_Exercise goal_
In the copy, include no images, and repeat each entry precisely as written.

(Records drawn from a dataset)
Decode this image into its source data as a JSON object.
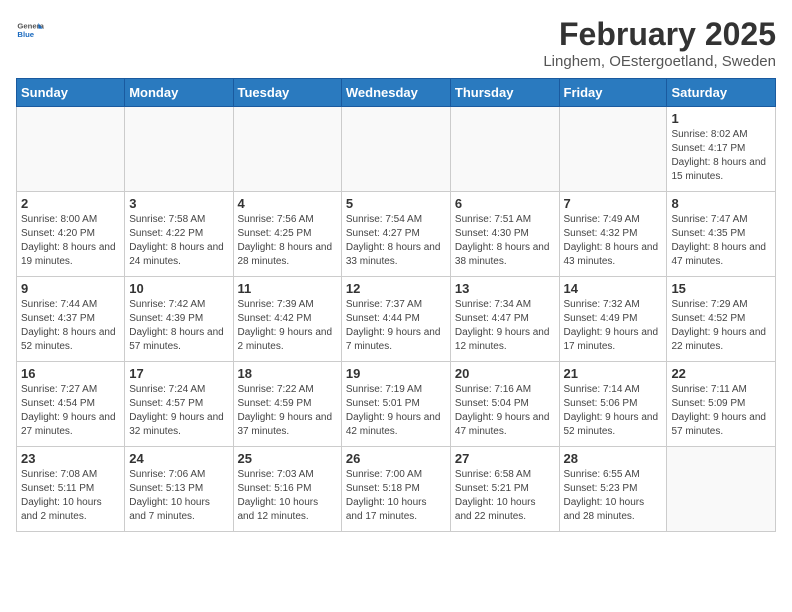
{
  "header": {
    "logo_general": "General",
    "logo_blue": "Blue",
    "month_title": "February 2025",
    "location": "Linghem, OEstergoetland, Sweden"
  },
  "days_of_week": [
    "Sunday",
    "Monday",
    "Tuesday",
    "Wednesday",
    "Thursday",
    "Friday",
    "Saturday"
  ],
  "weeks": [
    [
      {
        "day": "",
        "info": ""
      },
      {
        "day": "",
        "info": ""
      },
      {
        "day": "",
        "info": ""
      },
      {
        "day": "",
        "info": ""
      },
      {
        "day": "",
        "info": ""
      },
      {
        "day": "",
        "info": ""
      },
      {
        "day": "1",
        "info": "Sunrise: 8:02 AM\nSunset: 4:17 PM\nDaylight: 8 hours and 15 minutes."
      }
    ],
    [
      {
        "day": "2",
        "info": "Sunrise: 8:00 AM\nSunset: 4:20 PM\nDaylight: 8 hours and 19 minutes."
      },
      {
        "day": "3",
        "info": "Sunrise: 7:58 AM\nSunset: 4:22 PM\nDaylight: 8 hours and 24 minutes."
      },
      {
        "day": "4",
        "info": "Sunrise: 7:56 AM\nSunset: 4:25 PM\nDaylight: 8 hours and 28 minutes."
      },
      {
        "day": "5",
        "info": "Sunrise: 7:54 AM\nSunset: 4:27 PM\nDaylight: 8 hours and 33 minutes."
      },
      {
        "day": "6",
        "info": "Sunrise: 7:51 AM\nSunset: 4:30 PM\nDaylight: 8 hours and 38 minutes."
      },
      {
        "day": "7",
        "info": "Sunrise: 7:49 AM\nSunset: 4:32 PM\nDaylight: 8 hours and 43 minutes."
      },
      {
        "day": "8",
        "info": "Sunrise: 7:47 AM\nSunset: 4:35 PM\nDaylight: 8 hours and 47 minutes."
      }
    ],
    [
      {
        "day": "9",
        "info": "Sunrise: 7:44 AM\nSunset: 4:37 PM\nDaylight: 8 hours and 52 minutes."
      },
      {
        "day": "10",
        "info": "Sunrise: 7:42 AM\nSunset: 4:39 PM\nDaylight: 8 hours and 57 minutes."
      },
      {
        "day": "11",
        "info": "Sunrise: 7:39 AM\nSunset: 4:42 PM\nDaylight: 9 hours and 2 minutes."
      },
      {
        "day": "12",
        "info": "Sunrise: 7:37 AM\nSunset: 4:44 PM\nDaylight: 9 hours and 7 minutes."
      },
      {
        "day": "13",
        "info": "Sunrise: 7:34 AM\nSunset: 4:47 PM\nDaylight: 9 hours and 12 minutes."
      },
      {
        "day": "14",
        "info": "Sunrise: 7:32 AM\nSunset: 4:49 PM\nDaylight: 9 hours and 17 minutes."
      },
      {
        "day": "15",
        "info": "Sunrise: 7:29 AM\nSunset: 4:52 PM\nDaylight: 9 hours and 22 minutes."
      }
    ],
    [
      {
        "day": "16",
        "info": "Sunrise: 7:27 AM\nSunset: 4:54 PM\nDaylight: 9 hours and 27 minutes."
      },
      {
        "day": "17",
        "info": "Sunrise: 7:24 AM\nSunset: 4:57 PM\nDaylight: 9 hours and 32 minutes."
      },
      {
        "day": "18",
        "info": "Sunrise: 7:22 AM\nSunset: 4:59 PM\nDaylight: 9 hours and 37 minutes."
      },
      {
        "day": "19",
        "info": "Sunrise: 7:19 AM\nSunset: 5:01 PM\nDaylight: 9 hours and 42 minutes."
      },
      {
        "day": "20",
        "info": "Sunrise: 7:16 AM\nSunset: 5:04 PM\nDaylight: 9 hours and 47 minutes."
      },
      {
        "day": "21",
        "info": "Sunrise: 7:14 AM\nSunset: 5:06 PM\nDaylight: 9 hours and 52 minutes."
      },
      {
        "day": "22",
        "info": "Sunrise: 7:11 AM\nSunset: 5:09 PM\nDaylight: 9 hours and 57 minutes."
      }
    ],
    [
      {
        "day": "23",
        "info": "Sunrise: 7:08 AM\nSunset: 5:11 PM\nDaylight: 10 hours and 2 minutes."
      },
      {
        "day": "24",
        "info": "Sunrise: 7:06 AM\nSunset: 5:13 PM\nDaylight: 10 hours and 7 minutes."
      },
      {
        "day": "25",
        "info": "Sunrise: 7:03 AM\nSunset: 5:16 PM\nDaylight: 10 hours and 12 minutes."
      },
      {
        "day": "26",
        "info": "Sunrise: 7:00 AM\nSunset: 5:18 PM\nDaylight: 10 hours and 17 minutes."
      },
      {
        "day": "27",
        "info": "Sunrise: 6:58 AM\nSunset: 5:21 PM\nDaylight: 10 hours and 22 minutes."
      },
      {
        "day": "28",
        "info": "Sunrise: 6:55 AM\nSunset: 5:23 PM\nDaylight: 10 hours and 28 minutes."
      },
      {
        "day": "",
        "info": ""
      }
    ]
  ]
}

_Exercise response_
Decode this image into its source data as a JSON object.
{
  "header": {
    "logo_general": "General",
    "logo_blue": "Blue",
    "month_title": "February 2025",
    "location": "Linghem, OEstergoetland, Sweden"
  },
  "days_of_week": [
    "Sunday",
    "Monday",
    "Tuesday",
    "Wednesday",
    "Thursday",
    "Friday",
    "Saturday"
  ],
  "weeks": [
    [
      {
        "day": "",
        "info": ""
      },
      {
        "day": "",
        "info": ""
      },
      {
        "day": "",
        "info": ""
      },
      {
        "day": "",
        "info": ""
      },
      {
        "day": "",
        "info": ""
      },
      {
        "day": "",
        "info": ""
      },
      {
        "day": "1",
        "info": "Sunrise: 8:02 AM\nSunset: 4:17 PM\nDaylight: 8 hours and 15 minutes."
      }
    ],
    [
      {
        "day": "2",
        "info": "Sunrise: 8:00 AM\nSunset: 4:20 PM\nDaylight: 8 hours and 19 minutes."
      },
      {
        "day": "3",
        "info": "Sunrise: 7:58 AM\nSunset: 4:22 PM\nDaylight: 8 hours and 24 minutes."
      },
      {
        "day": "4",
        "info": "Sunrise: 7:56 AM\nSunset: 4:25 PM\nDaylight: 8 hours and 28 minutes."
      },
      {
        "day": "5",
        "info": "Sunrise: 7:54 AM\nSunset: 4:27 PM\nDaylight: 8 hours and 33 minutes."
      },
      {
        "day": "6",
        "info": "Sunrise: 7:51 AM\nSunset: 4:30 PM\nDaylight: 8 hours and 38 minutes."
      },
      {
        "day": "7",
        "info": "Sunrise: 7:49 AM\nSunset: 4:32 PM\nDaylight: 8 hours and 43 minutes."
      },
      {
        "day": "8",
        "info": "Sunrise: 7:47 AM\nSunset: 4:35 PM\nDaylight: 8 hours and 47 minutes."
      }
    ],
    [
      {
        "day": "9",
        "info": "Sunrise: 7:44 AM\nSunset: 4:37 PM\nDaylight: 8 hours and 52 minutes."
      },
      {
        "day": "10",
        "info": "Sunrise: 7:42 AM\nSunset: 4:39 PM\nDaylight: 8 hours and 57 minutes."
      },
      {
        "day": "11",
        "info": "Sunrise: 7:39 AM\nSunset: 4:42 PM\nDaylight: 9 hours and 2 minutes."
      },
      {
        "day": "12",
        "info": "Sunrise: 7:37 AM\nSunset: 4:44 PM\nDaylight: 9 hours and 7 minutes."
      },
      {
        "day": "13",
        "info": "Sunrise: 7:34 AM\nSunset: 4:47 PM\nDaylight: 9 hours and 12 minutes."
      },
      {
        "day": "14",
        "info": "Sunrise: 7:32 AM\nSunset: 4:49 PM\nDaylight: 9 hours and 17 minutes."
      },
      {
        "day": "15",
        "info": "Sunrise: 7:29 AM\nSunset: 4:52 PM\nDaylight: 9 hours and 22 minutes."
      }
    ],
    [
      {
        "day": "16",
        "info": "Sunrise: 7:27 AM\nSunset: 4:54 PM\nDaylight: 9 hours and 27 minutes."
      },
      {
        "day": "17",
        "info": "Sunrise: 7:24 AM\nSunset: 4:57 PM\nDaylight: 9 hours and 32 minutes."
      },
      {
        "day": "18",
        "info": "Sunrise: 7:22 AM\nSunset: 4:59 PM\nDaylight: 9 hours and 37 minutes."
      },
      {
        "day": "19",
        "info": "Sunrise: 7:19 AM\nSunset: 5:01 PM\nDaylight: 9 hours and 42 minutes."
      },
      {
        "day": "20",
        "info": "Sunrise: 7:16 AM\nSunset: 5:04 PM\nDaylight: 9 hours and 47 minutes."
      },
      {
        "day": "21",
        "info": "Sunrise: 7:14 AM\nSunset: 5:06 PM\nDaylight: 9 hours and 52 minutes."
      },
      {
        "day": "22",
        "info": "Sunrise: 7:11 AM\nSunset: 5:09 PM\nDaylight: 9 hours and 57 minutes."
      }
    ],
    [
      {
        "day": "23",
        "info": "Sunrise: 7:08 AM\nSunset: 5:11 PM\nDaylight: 10 hours and 2 minutes."
      },
      {
        "day": "24",
        "info": "Sunrise: 7:06 AM\nSunset: 5:13 PM\nDaylight: 10 hours and 7 minutes."
      },
      {
        "day": "25",
        "info": "Sunrise: 7:03 AM\nSunset: 5:16 PM\nDaylight: 10 hours and 12 minutes."
      },
      {
        "day": "26",
        "info": "Sunrise: 7:00 AM\nSunset: 5:18 PM\nDaylight: 10 hours and 17 minutes."
      },
      {
        "day": "27",
        "info": "Sunrise: 6:58 AM\nSunset: 5:21 PM\nDaylight: 10 hours and 22 minutes."
      },
      {
        "day": "28",
        "info": "Sunrise: 6:55 AM\nSunset: 5:23 PM\nDaylight: 10 hours and 28 minutes."
      },
      {
        "day": "",
        "info": ""
      }
    ]
  ]
}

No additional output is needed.